Hoof trimmers can be trained to trim these animals effectively — by basically reversing what they were taught to do. However, we also know that the anatomical changes that result in this condition are permanent and unrepairable.

We can trim to keep the cow free of lameness and in the herd, but we cannot fix the corkscrew. The pedal bones are irreversibly changed, developing bony exostoses (bumps) and becoming narrower and more twisted.

The bony changes are painful, so you may see heifers cross their rear feet when standing idle to unload the medial claws. They may also shift weight forward, leading to noticeable separation of the medial and lateral claws of the front feet as the animal stands.

A perfect storm of factors

In 2017, Karl Burgi and Travis Busman from the Dairyland Hoofcare Institute and Roger Olson from Zinpro Corporation helped us identify herds with expected high and low prevalence of corkscrew claw syndrome. We visited 43 herds and scored the rear medial claws of heifers and mature cows for the lesion.

We found an overall prevalence across herds of 16 percent in heifers and 33 percent in mature cows. Data from breeding, pregnant, and prefresh heifers showed that prevalence rose with age, from 13 percent to 18 percent to 23 percent between these groups. With nearly one quarter of prefresh heifers affected in these herds, we clearly have a problem!

Why are we seeing this condition now?

The theory for the development of the condition is that it forms when heifers are pushing against the feedbunk while eating at a time when the bony skeleton of the limb is developing. This puts abnormal forces on the bones, creating the corkscrew deformity.

The risk factors we identified for the condition in our survey support this theory. We found greater risk for corkscrew claw syndrome in freestall-housed herds, rather than herds using bedded packs. The use of headlocks at the feedbunk, grooved concrete flooring, and abrasive sand bedding contribute to the condition, by providing greater grip and allowing the heifer to exert greater force on the limbs as they reach for feed. There may also be some effect of hoof horn growth and wear rates that may also be significant.

The very combination of housing solutions that have helped us resolve lameness issues in mature cows — sand-bedded freestalls, headlocks at the feedbunk, and grooved flooring — appear to be risk factors for the condition when used to house heifers. However, that does not explain why the prevalence of the condition has risen recently.

When we add in improved fertility programs, the use of sexed semen, the subsequent overstocking of our rearing facilities, and the use of limit feeding, we have developed the perfect storm of risk factors to see the emergence of this condition.

Do what’s best for heifers

What can we do?

An experienced hoof trimmer can help correct the feet to a point where the majority of animals will not be lame, but we have to rethink the way we are rearing our heifers in the Upper Midwest.
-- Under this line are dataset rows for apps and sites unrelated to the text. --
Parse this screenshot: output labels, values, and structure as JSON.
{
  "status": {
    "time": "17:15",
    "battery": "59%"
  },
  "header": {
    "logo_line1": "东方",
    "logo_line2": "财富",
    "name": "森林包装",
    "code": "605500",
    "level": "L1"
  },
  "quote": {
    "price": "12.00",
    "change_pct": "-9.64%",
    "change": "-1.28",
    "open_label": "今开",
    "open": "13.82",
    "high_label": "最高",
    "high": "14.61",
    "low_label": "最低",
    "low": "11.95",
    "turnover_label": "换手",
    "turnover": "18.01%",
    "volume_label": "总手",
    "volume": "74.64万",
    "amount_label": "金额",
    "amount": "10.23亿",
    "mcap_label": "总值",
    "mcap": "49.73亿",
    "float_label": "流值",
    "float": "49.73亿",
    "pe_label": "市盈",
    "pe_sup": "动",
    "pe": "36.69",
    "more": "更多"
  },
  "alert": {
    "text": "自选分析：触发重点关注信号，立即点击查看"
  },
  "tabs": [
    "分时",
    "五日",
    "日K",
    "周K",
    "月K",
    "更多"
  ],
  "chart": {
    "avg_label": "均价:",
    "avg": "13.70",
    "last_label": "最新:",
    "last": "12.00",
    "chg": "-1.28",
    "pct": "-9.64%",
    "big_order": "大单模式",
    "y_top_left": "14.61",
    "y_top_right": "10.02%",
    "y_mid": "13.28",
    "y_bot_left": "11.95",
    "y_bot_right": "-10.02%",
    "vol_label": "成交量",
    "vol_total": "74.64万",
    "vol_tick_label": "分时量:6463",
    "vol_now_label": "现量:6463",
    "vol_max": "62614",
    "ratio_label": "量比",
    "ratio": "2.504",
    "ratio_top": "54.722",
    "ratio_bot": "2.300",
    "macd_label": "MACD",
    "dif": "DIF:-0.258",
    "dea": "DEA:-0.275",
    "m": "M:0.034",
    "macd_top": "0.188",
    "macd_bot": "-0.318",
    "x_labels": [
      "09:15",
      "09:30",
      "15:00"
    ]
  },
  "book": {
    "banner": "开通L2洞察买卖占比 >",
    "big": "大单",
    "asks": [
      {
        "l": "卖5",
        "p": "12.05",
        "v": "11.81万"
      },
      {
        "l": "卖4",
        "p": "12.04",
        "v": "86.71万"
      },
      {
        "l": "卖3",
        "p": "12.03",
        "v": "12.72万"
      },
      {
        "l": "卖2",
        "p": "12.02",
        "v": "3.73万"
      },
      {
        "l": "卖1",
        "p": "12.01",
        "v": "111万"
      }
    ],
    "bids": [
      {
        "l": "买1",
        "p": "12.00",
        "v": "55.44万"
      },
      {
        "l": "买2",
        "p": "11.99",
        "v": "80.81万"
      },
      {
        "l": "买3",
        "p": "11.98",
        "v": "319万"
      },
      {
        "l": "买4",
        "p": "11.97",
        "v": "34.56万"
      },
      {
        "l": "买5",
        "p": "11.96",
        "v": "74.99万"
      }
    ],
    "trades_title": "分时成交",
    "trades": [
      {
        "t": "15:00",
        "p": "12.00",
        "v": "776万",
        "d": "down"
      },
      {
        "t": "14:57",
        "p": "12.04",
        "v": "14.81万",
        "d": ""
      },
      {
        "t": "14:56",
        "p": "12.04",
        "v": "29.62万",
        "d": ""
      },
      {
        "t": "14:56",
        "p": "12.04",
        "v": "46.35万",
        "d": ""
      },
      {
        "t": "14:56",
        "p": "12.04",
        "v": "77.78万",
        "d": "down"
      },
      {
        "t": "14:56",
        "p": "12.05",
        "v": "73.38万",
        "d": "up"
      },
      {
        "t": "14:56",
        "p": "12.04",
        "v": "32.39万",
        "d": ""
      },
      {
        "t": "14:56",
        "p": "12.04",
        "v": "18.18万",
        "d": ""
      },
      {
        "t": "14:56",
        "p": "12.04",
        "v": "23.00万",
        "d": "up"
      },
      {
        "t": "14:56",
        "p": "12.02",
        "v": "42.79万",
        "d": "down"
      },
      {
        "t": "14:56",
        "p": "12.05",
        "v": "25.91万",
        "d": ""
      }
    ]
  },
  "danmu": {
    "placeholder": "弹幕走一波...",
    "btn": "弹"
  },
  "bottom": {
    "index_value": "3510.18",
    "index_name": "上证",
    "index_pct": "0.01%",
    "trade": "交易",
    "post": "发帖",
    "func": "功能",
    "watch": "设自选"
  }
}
Our advice at the moment involves:

  1. Re-evaluate your heifer supply needs and start implementing the use of beef bull se-men in the main herd.
  2. Reduce stocking levels to meet the needs of your target replacement rate.
  3. Use bedded packs if possible rather than freestalls up to breeding age.
  4. Use deep-bedded manure solids (target 50 percent moisture) mixed with 5 to 10 percent sand to bed the stalls.
  5. Limit the use of headlocks in heifer pens and use slant bars and post and rail bunks where possible. Ultimately, we may have to handle our heifers differently — in a chute rather than in a head lock.
  6. Cover aggressively grooved concrete floors with rubber. We cannot continue to use the grooving patterns that we recommend for adult cows in heifer pens. The grooves may need to be smaller and closer together to give the heifer just enough, but not too much, traction.
  7. Use straw to extend the ration, and keep the bunks filled and pushed up to reduce competition.

With this approach, we hope we can reverse some of the problems before they become too severe. Our findings suggest that what is good for the mature cow is not necessarily good for the growing heifer!